What the task asks: Please say how many lines in the records below contain the word "Türleri", giving only the number.

Page and application data records:
───

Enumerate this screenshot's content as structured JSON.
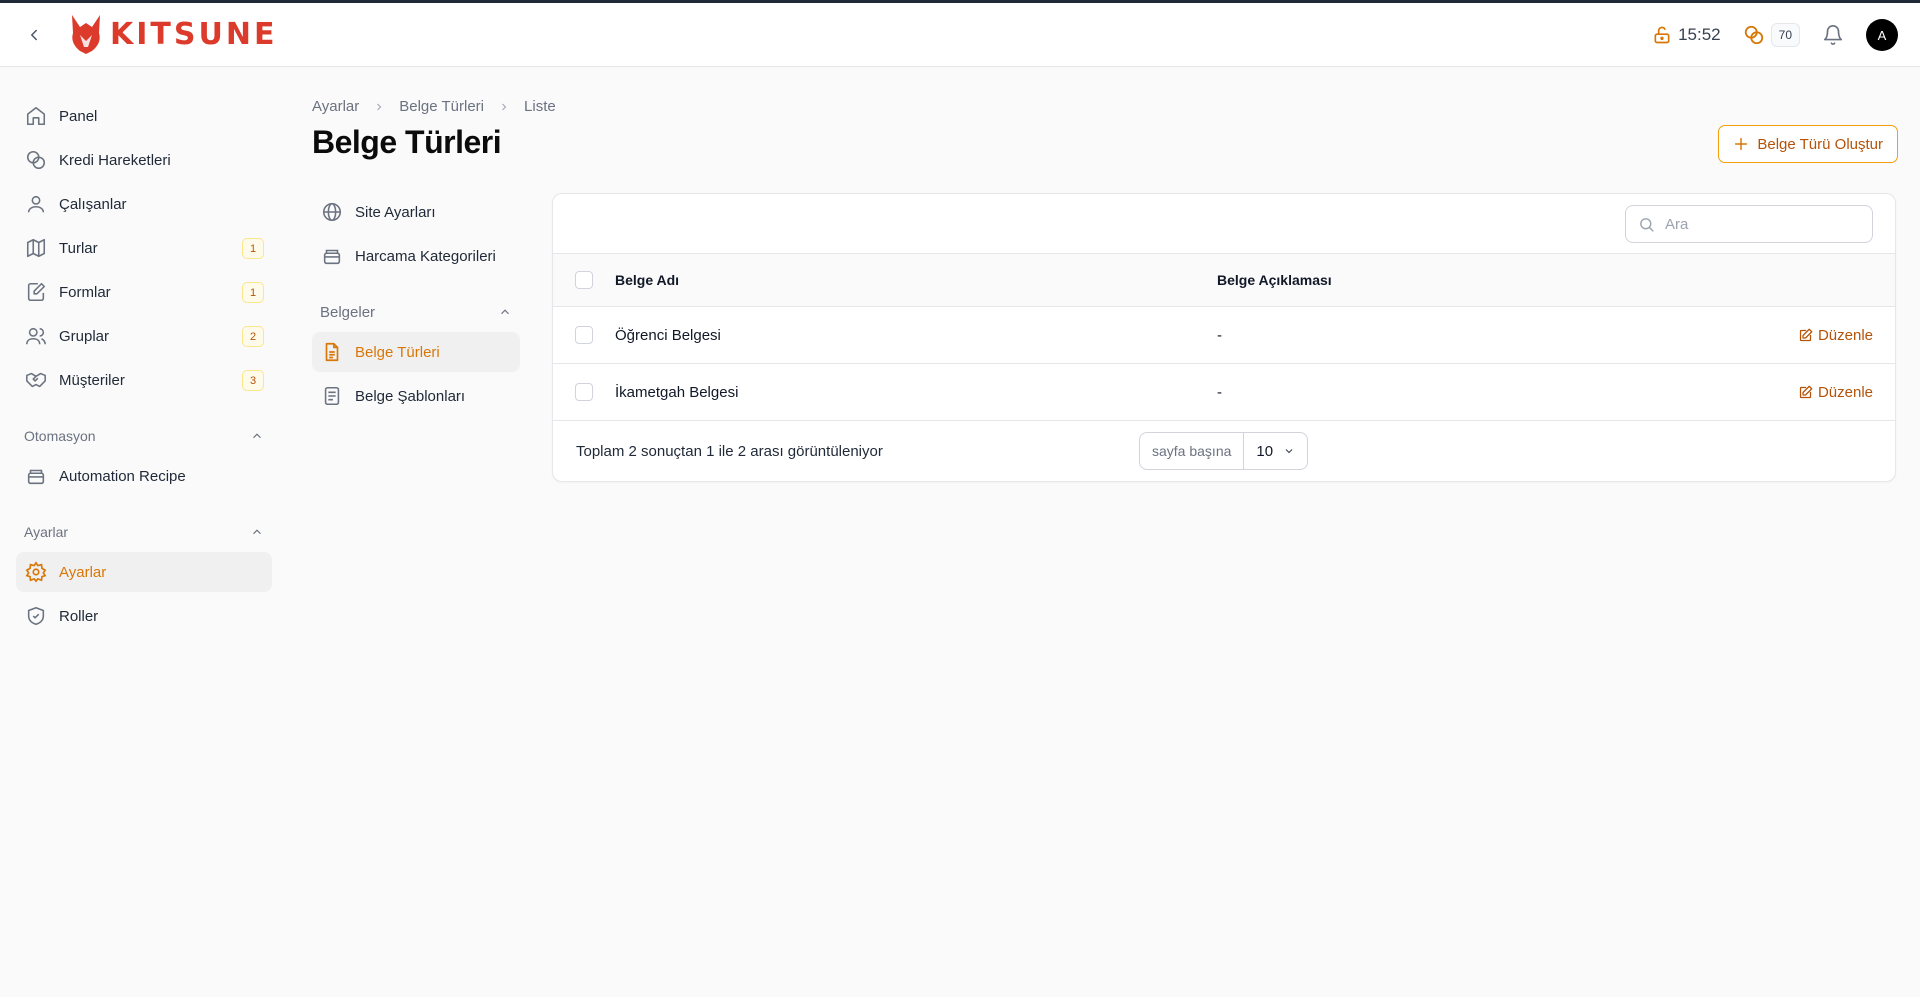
{
  "header": {
    "logo_text": "KITSUNE",
    "time": "15:52",
    "credits": "70",
    "avatar_initial": "A",
    "brand_color": "#dc3b2c",
    "accent_color": "#d97706"
  },
  "sidebar": {
    "items": [
      {
        "label": "Panel",
        "icon": "home-icon"
      },
      {
        "label": "Kredi Hareketleri",
        "icon": "coins-icon"
      },
      {
        "label": "Çalışanlar",
        "icon": "user-icon"
      },
      {
        "label": "Turlar",
        "icon": "map-icon",
        "badge": "1"
      },
      {
        "label": "Formlar",
        "icon": "form-edit-icon",
        "badge": "1"
      },
      {
        "label": "Gruplar",
        "icon": "users-icon",
        "badge": "2"
      },
      {
        "label": "Müşteriler",
        "icon": "handshake-icon",
        "badge": "3"
      }
    ],
    "groups": [
      {
        "label": "Otomasyon",
        "items": [
          {
            "label": "Automation Recipe",
            "icon": "archive-icon"
          }
        ]
      },
      {
        "label": "Ayarlar",
        "items": [
          {
            "label": "Ayarlar",
            "icon": "gear-icon",
            "active": true
          },
          {
            "label": "Roller",
            "icon": "shield-check-icon"
          }
        ]
      }
    ]
  },
  "breadcrumb": [
    "Ayarlar",
    "Belge Türleri",
    "Liste"
  ],
  "page_title": "Belge Türleri",
  "create_button": "Belge Türü Oluştur",
  "subnav": {
    "items": [
      {
        "label": "Site Ayarları",
        "icon": "globe-icon"
      },
      {
        "label": "Harcama Kategorileri",
        "icon": "archive-icon"
      }
    ],
    "group": {
      "label": "Belgeler",
      "items": [
        {
          "label": "Belge Türleri",
          "icon": "document-icon",
          "active": true
        },
        {
          "label": "Belge Şablonları",
          "icon": "template-icon"
        }
      ]
    }
  },
  "table": {
    "search_placeholder": "Ara",
    "columns": [
      "Belge Adı",
      "Belge Açıklaması"
    ],
    "rows": [
      {
        "name": "Öğrenci Belgesi",
        "description": "-",
        "action": "Düzenle"
      },
      {
        "name": "İkametgah Belgesi",
        "description": "-",
        "action": "Düzenle"
      }
    ],
    "footer_text": "Toplam 2 sonuçtan 1 ile 2 arası görüntüleniyor",
    "per_page_label": "sayfa başına",
    "per_page_value": "10"
  }
}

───

Response to this exercise: 3